In the entries below, spot each line with the word "title" and copy it.

※

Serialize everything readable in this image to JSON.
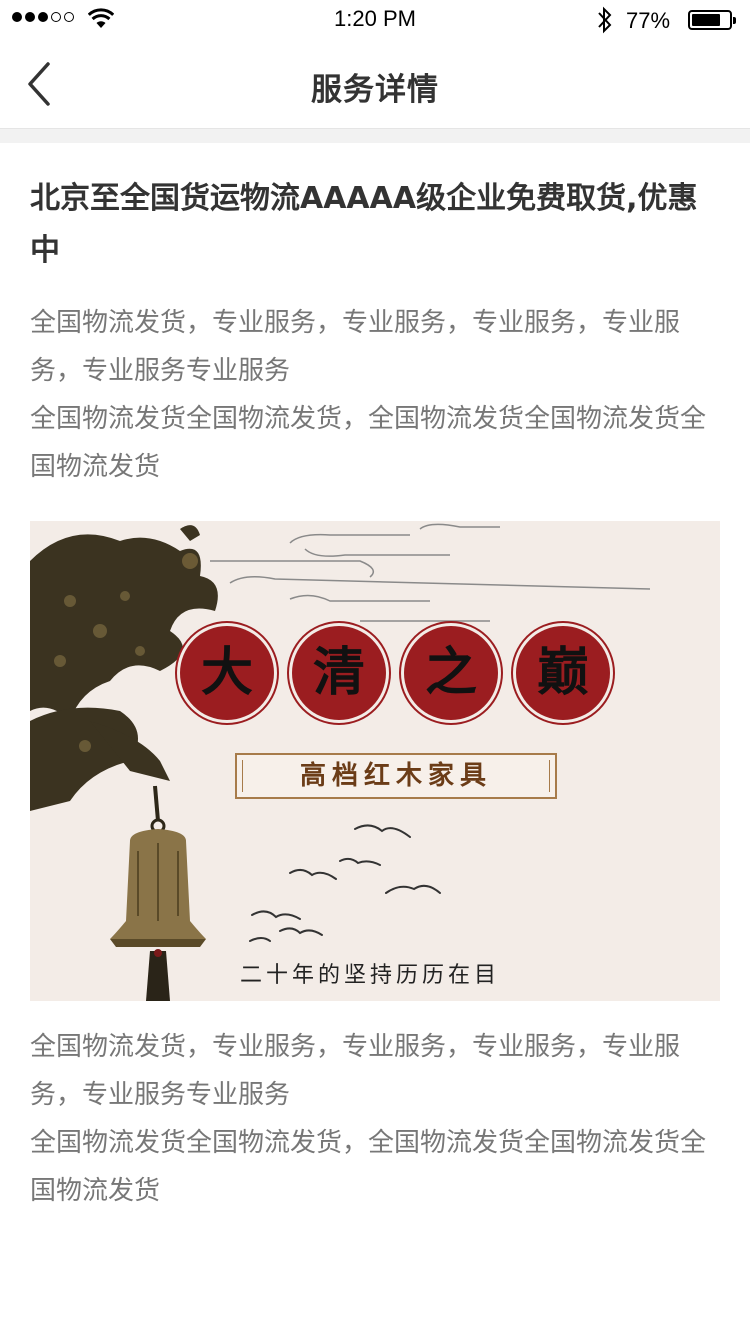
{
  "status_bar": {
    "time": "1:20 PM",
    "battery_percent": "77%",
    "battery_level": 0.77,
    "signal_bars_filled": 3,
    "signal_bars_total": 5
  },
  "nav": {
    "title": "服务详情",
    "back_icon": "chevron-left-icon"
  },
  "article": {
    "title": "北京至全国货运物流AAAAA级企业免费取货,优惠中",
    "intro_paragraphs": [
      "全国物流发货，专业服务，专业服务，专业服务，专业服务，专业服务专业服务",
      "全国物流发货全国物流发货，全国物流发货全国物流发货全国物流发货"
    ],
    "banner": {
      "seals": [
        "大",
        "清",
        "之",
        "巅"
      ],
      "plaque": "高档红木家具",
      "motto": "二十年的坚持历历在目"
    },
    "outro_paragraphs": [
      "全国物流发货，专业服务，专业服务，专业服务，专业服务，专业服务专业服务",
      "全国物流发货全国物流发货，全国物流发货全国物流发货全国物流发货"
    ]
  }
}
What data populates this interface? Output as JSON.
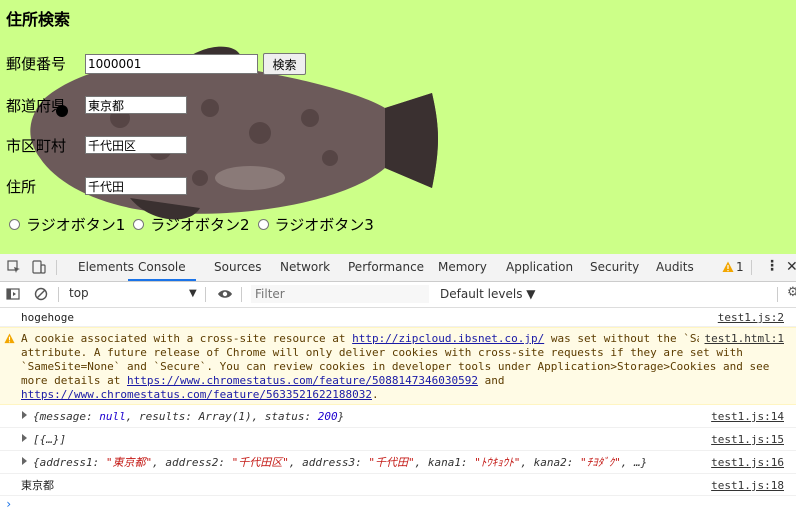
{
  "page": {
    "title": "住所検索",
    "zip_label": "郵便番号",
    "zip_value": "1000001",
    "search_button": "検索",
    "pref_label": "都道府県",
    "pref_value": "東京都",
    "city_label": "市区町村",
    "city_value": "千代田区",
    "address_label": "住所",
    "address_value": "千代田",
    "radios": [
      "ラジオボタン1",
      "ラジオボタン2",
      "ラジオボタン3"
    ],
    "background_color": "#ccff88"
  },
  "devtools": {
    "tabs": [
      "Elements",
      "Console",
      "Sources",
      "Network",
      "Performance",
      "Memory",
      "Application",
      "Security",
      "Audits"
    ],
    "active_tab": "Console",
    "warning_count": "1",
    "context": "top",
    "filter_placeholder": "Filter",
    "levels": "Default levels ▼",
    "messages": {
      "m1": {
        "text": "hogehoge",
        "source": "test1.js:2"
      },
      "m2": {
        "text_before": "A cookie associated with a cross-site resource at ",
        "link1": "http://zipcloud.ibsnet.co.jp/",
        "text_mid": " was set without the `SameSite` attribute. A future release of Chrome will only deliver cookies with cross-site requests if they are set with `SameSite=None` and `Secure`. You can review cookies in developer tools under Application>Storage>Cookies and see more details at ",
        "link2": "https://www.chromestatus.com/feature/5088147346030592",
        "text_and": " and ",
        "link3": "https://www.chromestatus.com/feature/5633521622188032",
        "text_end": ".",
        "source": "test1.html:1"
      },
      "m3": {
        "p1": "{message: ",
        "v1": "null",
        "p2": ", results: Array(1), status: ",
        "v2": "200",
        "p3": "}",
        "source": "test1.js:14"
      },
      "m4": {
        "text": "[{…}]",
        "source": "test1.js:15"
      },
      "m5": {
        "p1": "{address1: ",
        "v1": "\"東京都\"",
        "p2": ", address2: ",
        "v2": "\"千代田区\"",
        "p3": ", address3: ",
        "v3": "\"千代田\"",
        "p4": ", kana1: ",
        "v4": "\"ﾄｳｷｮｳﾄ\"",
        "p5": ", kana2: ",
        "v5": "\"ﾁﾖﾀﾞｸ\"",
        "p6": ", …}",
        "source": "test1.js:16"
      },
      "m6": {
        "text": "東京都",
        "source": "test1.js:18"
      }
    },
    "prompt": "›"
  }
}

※

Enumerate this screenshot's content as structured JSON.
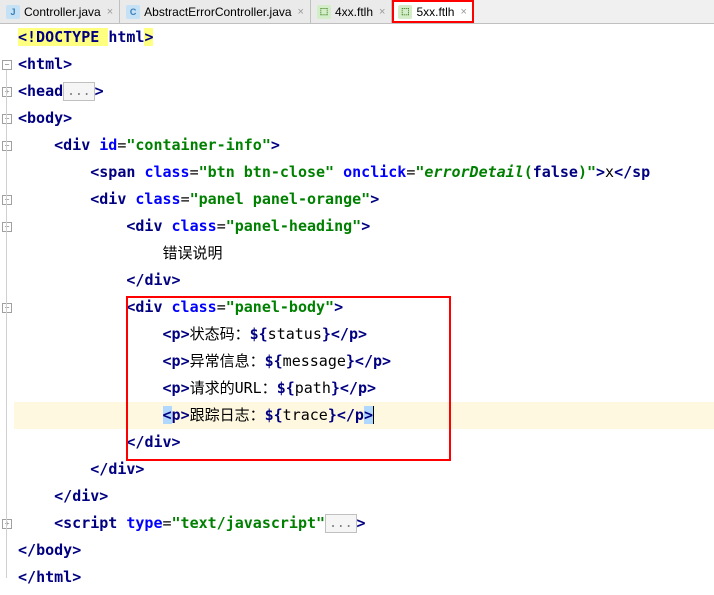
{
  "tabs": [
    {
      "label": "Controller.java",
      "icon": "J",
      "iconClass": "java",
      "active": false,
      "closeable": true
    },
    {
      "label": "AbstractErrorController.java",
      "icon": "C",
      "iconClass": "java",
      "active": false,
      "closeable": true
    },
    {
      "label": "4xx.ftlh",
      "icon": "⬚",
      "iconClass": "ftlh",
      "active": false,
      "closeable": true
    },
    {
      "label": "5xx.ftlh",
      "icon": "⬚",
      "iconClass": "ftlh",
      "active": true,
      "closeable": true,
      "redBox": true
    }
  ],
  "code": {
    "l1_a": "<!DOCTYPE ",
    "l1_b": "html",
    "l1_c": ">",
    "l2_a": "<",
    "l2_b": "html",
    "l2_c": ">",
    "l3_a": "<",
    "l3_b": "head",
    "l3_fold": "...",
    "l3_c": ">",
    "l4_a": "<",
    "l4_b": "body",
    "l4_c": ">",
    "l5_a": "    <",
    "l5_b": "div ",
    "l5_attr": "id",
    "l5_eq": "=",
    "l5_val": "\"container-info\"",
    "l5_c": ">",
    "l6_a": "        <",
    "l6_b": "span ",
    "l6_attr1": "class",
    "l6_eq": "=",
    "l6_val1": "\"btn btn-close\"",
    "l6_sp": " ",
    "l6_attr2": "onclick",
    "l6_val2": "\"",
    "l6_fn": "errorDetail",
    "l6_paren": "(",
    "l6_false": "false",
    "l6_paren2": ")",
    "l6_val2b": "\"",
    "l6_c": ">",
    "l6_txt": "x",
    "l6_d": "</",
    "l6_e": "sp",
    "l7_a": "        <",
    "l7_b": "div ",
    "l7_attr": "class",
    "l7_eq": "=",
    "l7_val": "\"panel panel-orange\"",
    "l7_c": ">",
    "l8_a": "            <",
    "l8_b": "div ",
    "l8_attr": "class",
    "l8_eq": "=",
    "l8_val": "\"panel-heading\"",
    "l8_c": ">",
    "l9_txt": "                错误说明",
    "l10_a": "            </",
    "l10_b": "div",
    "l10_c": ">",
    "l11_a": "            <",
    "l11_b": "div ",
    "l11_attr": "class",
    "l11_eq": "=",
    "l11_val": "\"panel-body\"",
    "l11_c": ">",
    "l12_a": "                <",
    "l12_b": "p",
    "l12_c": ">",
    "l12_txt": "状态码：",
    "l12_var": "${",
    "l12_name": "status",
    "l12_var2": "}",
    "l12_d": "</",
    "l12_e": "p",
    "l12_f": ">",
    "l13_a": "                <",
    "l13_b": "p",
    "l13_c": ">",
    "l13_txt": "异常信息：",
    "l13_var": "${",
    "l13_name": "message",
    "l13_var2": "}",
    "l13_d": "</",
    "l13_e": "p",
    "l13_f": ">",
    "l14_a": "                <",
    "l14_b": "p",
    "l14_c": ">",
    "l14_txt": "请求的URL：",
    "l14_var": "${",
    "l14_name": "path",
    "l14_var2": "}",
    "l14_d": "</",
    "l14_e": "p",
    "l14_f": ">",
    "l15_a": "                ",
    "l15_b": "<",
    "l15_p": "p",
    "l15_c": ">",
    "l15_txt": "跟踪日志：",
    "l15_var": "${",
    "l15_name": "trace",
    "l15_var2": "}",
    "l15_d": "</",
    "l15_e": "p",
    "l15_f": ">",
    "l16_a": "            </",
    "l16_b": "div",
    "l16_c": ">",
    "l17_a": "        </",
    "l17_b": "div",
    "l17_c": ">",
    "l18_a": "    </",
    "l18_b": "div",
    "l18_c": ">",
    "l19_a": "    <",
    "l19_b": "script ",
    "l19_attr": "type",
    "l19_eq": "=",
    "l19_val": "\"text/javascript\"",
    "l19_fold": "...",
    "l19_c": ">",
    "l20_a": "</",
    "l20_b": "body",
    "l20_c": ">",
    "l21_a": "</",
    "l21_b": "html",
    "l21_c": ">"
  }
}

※

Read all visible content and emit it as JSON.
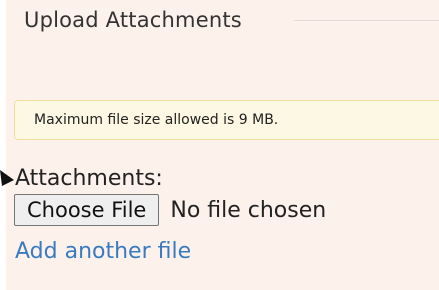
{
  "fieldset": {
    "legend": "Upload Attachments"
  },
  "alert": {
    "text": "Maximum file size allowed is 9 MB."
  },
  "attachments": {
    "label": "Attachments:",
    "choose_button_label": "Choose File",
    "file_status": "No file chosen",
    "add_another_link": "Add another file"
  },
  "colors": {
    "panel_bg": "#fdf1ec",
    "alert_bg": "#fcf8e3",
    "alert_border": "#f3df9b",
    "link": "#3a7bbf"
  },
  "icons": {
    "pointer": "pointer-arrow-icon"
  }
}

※

- WRITTEN REPLY -
    "title": "服务详情",
    "title": "北京至全国货运物流AAAAA级企业免费取货,优惠中",
    "title": "住所検索",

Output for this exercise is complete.